- Instructions to follow: Send back the data below exactly. Drop every picture.

- Data provided:
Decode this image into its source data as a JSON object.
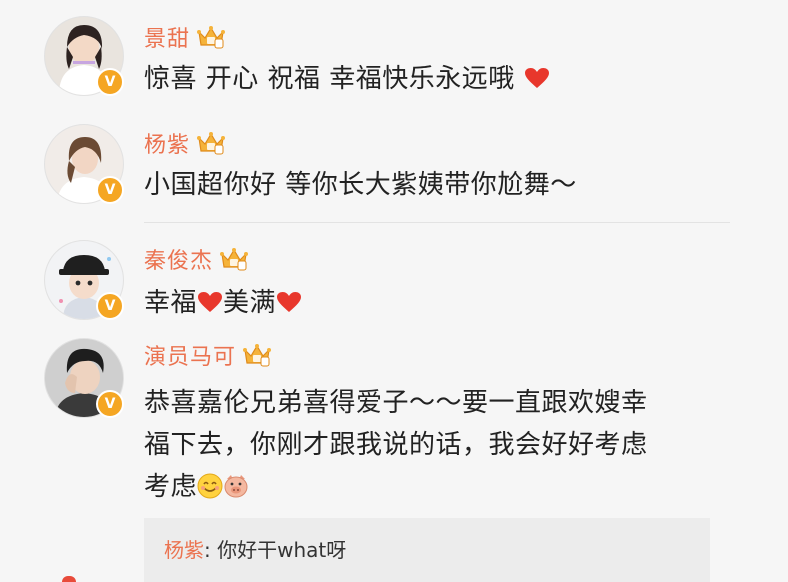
{
  "comments": [
    {
      "username": "景甜",
      "text": "惊喜 开心 祝福 幸福快乐永远哦",
      "badge": "V"
    },
    {
      "username": "杨紫",
      "text": "小国超你好 等你长大紫姨带你尬舞～",
      "badge": "V"
    },
    {
      "username": "秦俊杰",
      "text_part1": "幸福",
      "text_part2": "美满",
      "badge": "V"
    },
    {
      "username": "演员马可",
      "line1": "恭喜嘉伦兄弟喜得爱子～～要一直跟欢嫂幸",
      "line2": "福下去，你刚才跟我说的话，我会好好考虑",
      "line3": "考虑",
      "badge": "V"
    }
  ],
  "reply": {
    "name": "杨紫",
    "separator": ": ",
    "text": "你好干what呀"
  },
  "colors": {
    "username": "#eb7350",
    "verified": "#f5a623",
    "heart": "#e8372c",
    "text": "#222222"
  },
  "icons": {
    "crown": "vip-crown-icon",
    "heart": "heart-icon",
    "smile": "smile-emoji-icon",
    "pig": "pig-emoji-icon"
  }
}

- Exercise output:
Decode this image into its source data as a JSON object.
{
  "comments": [
    {
      "username": "景甜",
      "text": "惊喜 开心 祝福 幸福快乐永远哦",
      "badge": "V"
    },
    {
      "username": "杨紫",
      "text": "小国超你好 等你长大紫姨带你尬舞～",
      "badge": "V"
    },
    {
      "username": "秦俊杰",
      "text_part1": "幸福",
      "text_part2": "美满",
      "badge": "V"
    },
    {
      "username": "演员马可",
      "line1": "恭喜嘉伦兄弟喜得爱子～～要一直跟欢嫂幸",
      "line2": "福下去，你刚才跟我说的话，我会好好考虑",
      "line3": "考虑",
      "badge": "V"
    }
  ],
  "reply": {
    "name": "杨紫",
    "separator": ": ",
    "text": "你好干what呀"
  },
  "colors": {
    "username": "#eb7350",
    "verified": "#f5a623",
    "heart": "#e8372c",
    "text": "#222222"
  },
  "icons": {
    "crown": "vip-crown-icon",
    "heart": "heart-icon",
    "smile": "smile-emoji-icon",
    "pig": "pig-emoji-icon"
  }
}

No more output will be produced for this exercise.